The word ‘stereotype’ comes from the French adjective stéréotype, which itself comes from the Greek στερεός (solid) and τύπος (type). It was originally a term used in letterpress printing, referring to a solid plate of metal cast from a mould taken of a forme (a body of type secured in a metal frame for printing). […]more
When we think of clichés, we often think of a phrase that is trite and hackneyed, a person who stereotypically conforms to social constructs and labels, or something that is predictable and lacks ingenuity. The word cliché is of French origin, and originally meant a stereotype block bearing text that was used to produce multiple […]more
Ever since I first read an ancient edition of Ernest Gowers’ book on plain English about fifteen years ago, I’ve tried to put his guidelines into practice whenever I write. I don’t always get it right – I’m sure you’ll catch me out in this piece of writing – but I always try. What is […]more
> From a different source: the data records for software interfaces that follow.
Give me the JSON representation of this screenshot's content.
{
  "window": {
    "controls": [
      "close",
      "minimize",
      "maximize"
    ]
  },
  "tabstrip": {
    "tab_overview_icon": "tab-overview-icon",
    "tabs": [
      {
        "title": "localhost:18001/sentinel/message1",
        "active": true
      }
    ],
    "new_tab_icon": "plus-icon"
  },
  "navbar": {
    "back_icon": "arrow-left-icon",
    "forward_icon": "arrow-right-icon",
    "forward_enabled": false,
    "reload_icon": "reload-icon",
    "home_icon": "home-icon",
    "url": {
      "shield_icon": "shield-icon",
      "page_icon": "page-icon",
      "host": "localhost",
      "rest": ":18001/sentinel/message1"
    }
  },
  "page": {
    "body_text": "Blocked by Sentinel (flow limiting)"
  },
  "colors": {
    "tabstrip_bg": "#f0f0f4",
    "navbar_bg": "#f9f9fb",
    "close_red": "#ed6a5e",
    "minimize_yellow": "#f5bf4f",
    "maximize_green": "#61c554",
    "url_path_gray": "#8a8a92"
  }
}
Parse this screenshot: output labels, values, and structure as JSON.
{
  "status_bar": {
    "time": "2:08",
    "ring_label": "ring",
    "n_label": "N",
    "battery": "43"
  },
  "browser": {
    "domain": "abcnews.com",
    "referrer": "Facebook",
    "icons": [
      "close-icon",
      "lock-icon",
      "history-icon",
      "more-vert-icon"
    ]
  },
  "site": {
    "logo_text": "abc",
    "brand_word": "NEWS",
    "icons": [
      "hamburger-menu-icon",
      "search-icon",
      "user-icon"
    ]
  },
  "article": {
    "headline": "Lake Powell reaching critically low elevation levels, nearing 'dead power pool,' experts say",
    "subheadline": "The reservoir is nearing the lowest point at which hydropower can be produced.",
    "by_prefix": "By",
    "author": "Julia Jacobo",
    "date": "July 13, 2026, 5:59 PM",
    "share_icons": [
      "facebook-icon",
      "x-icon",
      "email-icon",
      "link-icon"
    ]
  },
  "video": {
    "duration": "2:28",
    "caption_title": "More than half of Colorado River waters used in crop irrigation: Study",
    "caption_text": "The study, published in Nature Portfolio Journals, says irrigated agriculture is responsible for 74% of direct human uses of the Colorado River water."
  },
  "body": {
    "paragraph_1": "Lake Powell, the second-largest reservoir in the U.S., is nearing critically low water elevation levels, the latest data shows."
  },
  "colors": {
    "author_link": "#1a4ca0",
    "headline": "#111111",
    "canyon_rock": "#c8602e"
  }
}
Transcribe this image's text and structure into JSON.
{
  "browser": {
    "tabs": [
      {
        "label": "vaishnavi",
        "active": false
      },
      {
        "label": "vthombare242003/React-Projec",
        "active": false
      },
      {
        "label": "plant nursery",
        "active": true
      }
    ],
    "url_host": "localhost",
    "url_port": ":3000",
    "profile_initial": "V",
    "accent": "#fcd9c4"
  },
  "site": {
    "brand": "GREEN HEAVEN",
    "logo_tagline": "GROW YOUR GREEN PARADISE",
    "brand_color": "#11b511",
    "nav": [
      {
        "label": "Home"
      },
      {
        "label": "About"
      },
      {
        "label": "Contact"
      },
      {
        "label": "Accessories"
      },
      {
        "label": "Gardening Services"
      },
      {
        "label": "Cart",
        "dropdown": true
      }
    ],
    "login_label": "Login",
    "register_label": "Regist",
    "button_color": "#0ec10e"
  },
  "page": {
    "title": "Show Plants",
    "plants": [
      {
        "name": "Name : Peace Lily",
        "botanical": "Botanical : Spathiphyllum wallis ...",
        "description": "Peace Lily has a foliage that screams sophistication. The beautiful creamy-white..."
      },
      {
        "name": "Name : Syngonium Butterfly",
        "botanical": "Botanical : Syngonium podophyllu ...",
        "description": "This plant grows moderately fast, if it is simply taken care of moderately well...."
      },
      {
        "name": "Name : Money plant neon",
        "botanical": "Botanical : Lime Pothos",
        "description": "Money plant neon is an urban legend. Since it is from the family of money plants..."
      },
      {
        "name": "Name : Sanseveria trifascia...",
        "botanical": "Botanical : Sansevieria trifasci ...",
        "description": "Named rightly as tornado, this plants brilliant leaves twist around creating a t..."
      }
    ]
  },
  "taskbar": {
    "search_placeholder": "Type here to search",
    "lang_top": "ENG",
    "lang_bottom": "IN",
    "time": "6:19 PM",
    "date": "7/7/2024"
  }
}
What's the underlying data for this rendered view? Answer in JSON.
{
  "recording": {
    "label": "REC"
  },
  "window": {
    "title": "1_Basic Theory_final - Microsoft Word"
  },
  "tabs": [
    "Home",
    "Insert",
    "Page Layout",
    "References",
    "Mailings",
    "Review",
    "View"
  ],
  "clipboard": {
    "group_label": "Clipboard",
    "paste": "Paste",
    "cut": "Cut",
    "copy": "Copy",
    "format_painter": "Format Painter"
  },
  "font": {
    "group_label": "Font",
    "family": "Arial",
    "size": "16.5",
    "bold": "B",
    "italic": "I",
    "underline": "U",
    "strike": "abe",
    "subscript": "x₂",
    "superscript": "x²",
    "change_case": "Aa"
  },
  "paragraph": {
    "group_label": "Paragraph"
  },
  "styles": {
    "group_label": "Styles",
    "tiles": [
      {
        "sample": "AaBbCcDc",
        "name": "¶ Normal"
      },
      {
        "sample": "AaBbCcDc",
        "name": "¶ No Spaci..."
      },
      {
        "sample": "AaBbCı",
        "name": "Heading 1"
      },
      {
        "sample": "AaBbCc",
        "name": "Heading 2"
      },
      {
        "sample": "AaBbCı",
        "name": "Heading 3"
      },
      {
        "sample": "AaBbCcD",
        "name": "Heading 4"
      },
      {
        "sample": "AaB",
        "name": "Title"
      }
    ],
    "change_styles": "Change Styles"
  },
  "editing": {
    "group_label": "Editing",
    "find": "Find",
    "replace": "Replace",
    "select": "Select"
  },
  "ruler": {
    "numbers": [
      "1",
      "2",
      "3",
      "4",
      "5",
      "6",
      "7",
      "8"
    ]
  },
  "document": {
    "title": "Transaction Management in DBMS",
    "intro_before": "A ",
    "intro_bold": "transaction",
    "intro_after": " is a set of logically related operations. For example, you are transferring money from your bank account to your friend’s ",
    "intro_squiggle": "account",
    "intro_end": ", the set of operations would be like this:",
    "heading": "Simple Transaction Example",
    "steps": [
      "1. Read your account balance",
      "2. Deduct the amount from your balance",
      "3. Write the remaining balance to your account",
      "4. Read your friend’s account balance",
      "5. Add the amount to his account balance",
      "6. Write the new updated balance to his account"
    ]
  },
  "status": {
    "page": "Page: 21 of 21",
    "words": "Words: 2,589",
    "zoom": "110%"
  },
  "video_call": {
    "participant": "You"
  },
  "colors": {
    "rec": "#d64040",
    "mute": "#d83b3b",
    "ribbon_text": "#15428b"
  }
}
When it’s all said and done at the end of the day, I can say I made a difference in the world. Does the above cliché-ridden sentence (taken from a transcript of a 2004 TV show) make you cringe? If so, join the club (whoops, another one). Although it can be hard to avoid them, […]more